- Wash sheets and blankets every week in hot water with temperatures of > 55°C (130°F).2 Many front loading washers (European style) have an internal heating element and can easily heat water up to the required temperature. The recommended temperature setting is 60°C (140°F). Some white cotton sheets and covers can even tolerate 95°C (203°F). Please check the label and manufacturer’s specifications to ensure the fabric can tolerate the temperature you set.
- Typical American top loaders do not always achieve the 130°F or higher necessary to kill dust mites. If you are allergic to dust mites, a washer with an integrated heater might however be worth the investment. As an alternative, washing your bedding in warm water with detergent and bleach can also significantly reduce the number of mites and their allergen.3

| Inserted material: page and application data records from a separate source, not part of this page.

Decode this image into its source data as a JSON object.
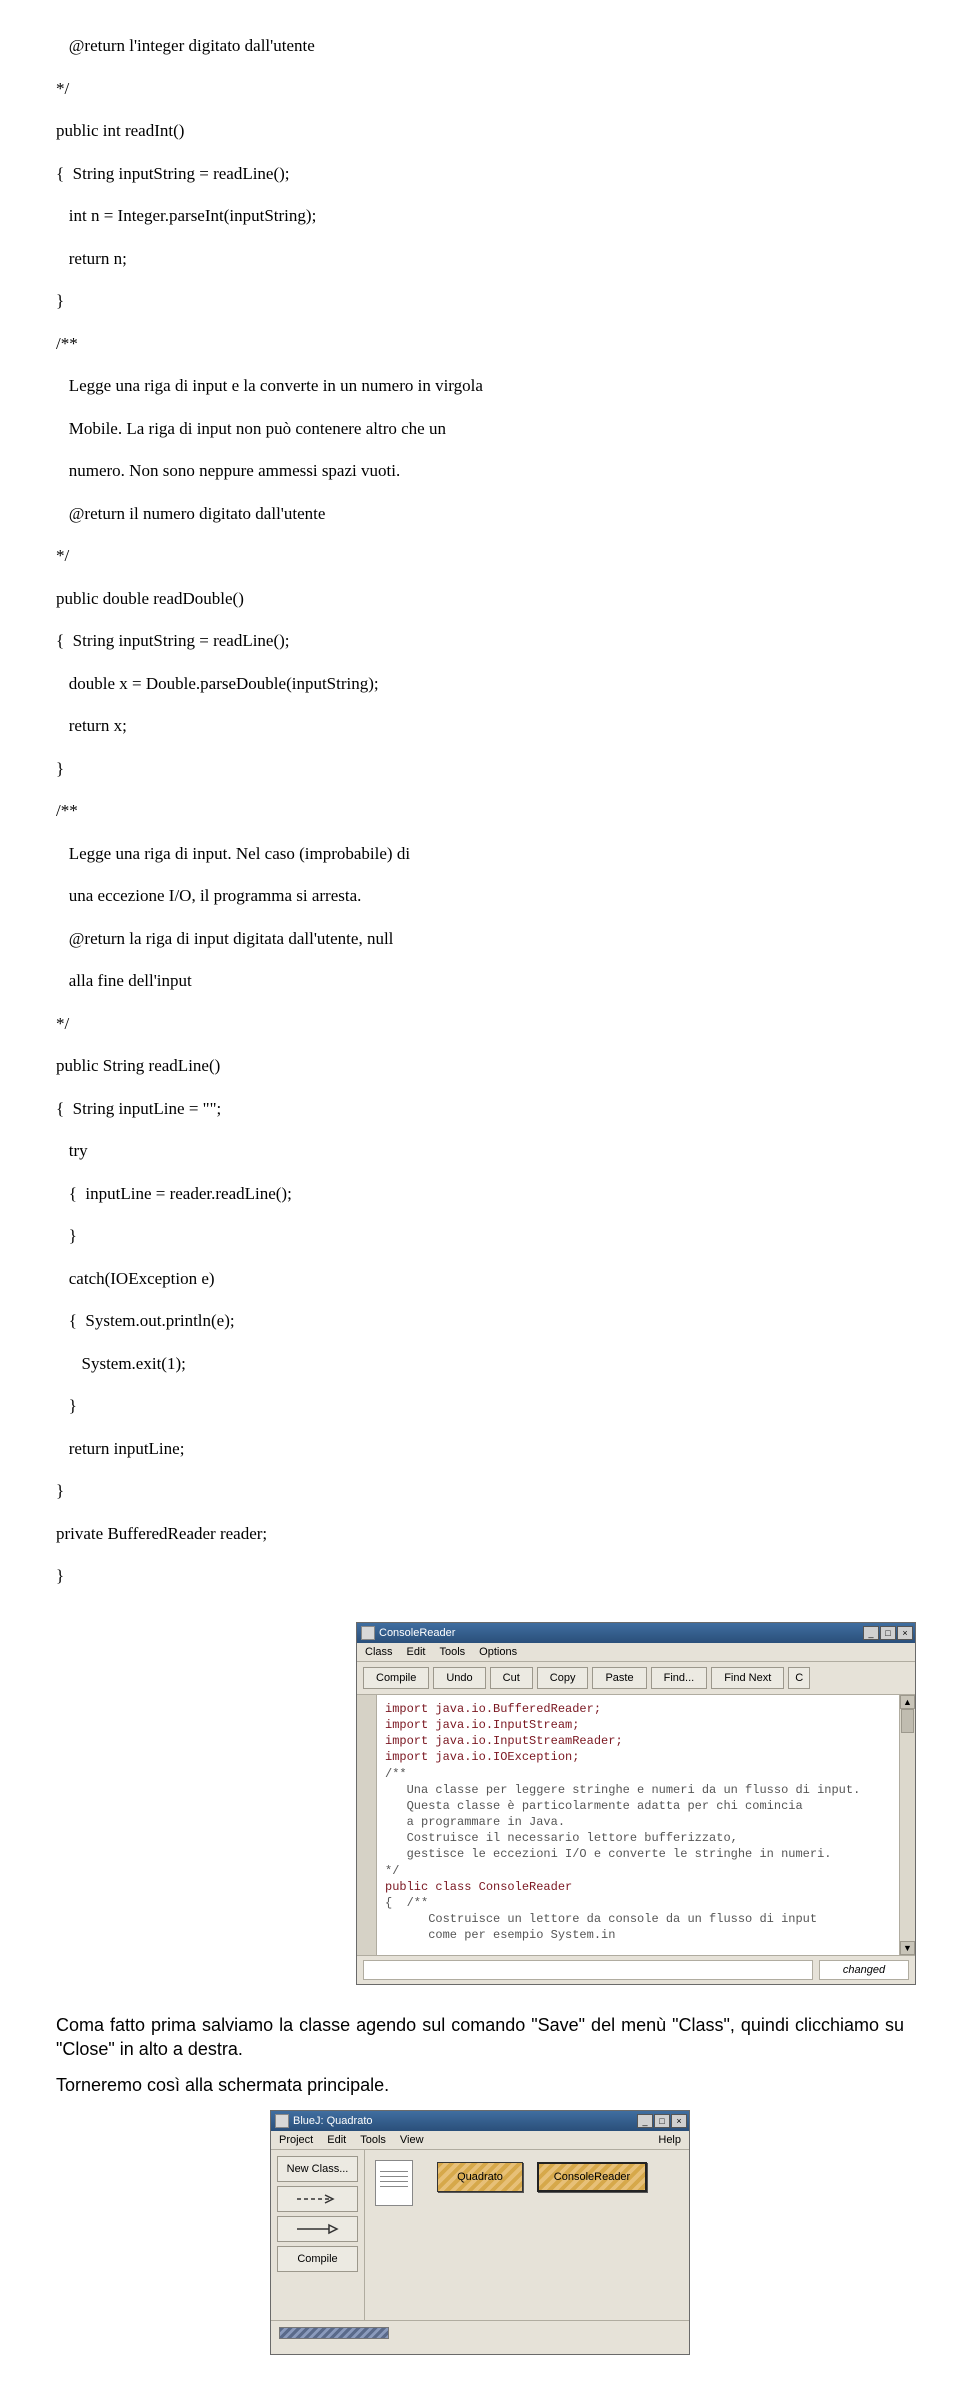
{
  "code": {
    "l1": "   @return l'integer digitato dall'utente",
    "l2": "*/",
    "l3": "public int readInt()",
    "l4": "{  String inputString = readLine();",
    "l5": "   int n = Integer.parseInt(inputString);",
    "l6": "   return n;",
    "l7": "}",
    "l8": "/**",
    "l9": "   Legge una riga di input e la converte in un numero in virgola",
    "l10": "   Mobile. La riga di input non può contenere altro che un",
    "l11": "   numero. Non sono neppure ammessi spazi vuoti.",
    "l12": "   @return il numero digitato dall'utente",
    "l13": "*/",
    "l14": "public double readDouble()",
    "l15": "{  String inputString = readLine();",
    "l16": "   double x = Double.parseDouble(inputString);",
    "l17": "   return x;",
    "l18": "}",
    "l19": "/**",
    "l20": "   Legge una riga di input. Nel caso (improbabile) di",
    "l21": "   una eccezione I/O, il programma si arresta.",
    "l22": "   @return la riga di input digitata dall'utente, null",
    "l23": "   alla fine dell'input",
    "l24": "*/",
    "l25": "public String readLine()",
    "l26": "{  String inputLine = \"\";",
    "l27": "   try",
    "l28": "   {  inputLine = reader.readLine();",
    "l29": "   }",
    "l30": "   catch(IOException e)",
    "l31": "   {  System.out.println(e);",
    "l32": "      System.exit(1);",
    "l33": "   }",
    "l34": "   return inputLine;",
    "l35": "}",
    "l36": "private BufferedReader reader;",
    "l37": "}"
  },
  "ide": {
    "title": "ConsoleReader",
    "menu": {
      "class": "Class",
      "edit": "Edit",
      "tools": "Tools",
      "options": "Options"
    },
    "toolbar": {
      "compile": "Compile",
      "undo": "Undo",
      "cut": "Cut",
      "copy": "Copy",
      "paste": "Paste",
      "find": "Find...",
      "findnext": "Find Next",
      "c": "C"
    },
    "src": {
      "l1": "import java.io.BufferedReader;",
      "l2": "import java.io.InputStream;",
      "l3": "import java.io.InputStreamReader;",
      "l4": "import java.io.IOException;",
      "l5": "",
      "l6": "/**",
      "l7": "   Una classe per leggere stringhe e numeri da un flusso di input.",
      "l8": "   Questa classe è particolarmente adatta per chi comincia",
      "l9": "   a programmare in Java.",
      "l10": "   Costruisce il necessario lettore bufferizzato,",
      "l11": "   gestisce le eccezioni I/O e converte le stringhe in numeri.",
      "l12": "*/",
      "l13": "",
      "l14": "public class ConsoleReader",
      "l15": "{  /**",
      "l16": "      Costruisce un lettore da console da un flusso di input",
      "l17": "      come per esempio System.in"
    },
    "status": "changed"
  },
  "para1": "Coma fatto prima salviamo la classe agendo sul comando \"Save\" del menù \"Class\", quindi clicchiamo su \"Close\" in alto a destra.",
  "para2": "Torneremo così alla schermata principale.",
  "bluej": {
    "title": "BlueJ:  Quadrato",
    "menu": {
      "project": "Project",
      "edit": "Edit",
      "tools": "Tools",
      "view": "View",
      "help": "Help"
    },
    "side": {
      "newclass": "New Class...",
      "compile": "Compile"
    },
    "class1": "Quadrato",
    "class2": "ConsoleReader"
  }
}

- Reduce the relative humidity in your bed room (and if possible the whole house) to ideally less than 50%.4 Since the required humidity for dust mites is dependent on the temperature, reducing the humidity to below 60% can already be effective in warmer climates. Get a digital hygrometer/thermometer combination to make yourself familiar with the humidity and temperature conditions in your bedroom.
- To effectively control the humidity and temperature, you probably will have to use air conditioning and possibly a dehumidifier.
- Also consider removing carpets from your bedroom. Opt for a wooden or tiled floor instead. Carpets directly laid on concrete lead to condensation and thus high levels of mites and even mold. For this reason, they should be removed in any case.
- If your child is allergic to dust mites, limit the number of plush toys in the bedroom. You can put plush toys in the freezer (for about 16 hours at -15°C) which kills dust mites. However, this doesn’t remove them or their allergen, so after freezing you need to wash them to remove the dead mites and the allergen.5
How to vacuum carpets in your house without spreading dust mite allergens: Some vacuum cleaners allow dust mite allergens to pass through the dust bag. To prevent this, get a vacuum cleaner with a HEPA filter. People allergic to dust mites should only be going back to the room 30 minutes after vacuuming to allow for the dust to settle. If you are allergic to dust mites and need to vacuum the carpet yourself, wear an N95 face mask. N95-masks filter out 95% of all particles as small as 0.3 microns.
,Arlian, L, J Neal, M Morgan, D Vyszenskimoher, C Rapp, and A Alexander. “Reducing Relative Humidity Is a Practical Way to Control Dust Mites and Their Allergens in Homes in Temperate Climates.” Journal of Allergy and Clinical Immunology 107, no. 1 (January 2001): 99–104.
 McDonald, Lindy G., and Euan Tovey. “The Role of Water Temperature and Laundry Procedures in Reducing House Dust Mite Populations and Allergen Content of Bedding.” Journal of Allergy and Clinical Immunology 90, no. 4, Part 1 (October 1992): 599–608.
Arlian, Larry G., DiAnn L. Vyszenski-Moher, and Marjorie S. Morgan. “Mite and Mite Allergen Removal During Machine Washing of Laundry.” Journal of Allergy and Clinical Immunology 111, no. 6 (June 2003): 1269–1273.
Chang, Chin-Fu, Francis Fu-Sheng Wu, Chi-Ying Chen, Julian Crane, and Rob Siebers. “Effect of Freezing, Hot Tumble Drying and Washing with Eucalyptus Oil on House Dust Mites in Soft Toys.” Pediatric Allergy and Immunology: Official Publication of the European Society of Pediatric Allergy and Immunology 22, no. 6 (September 2011): 638–641.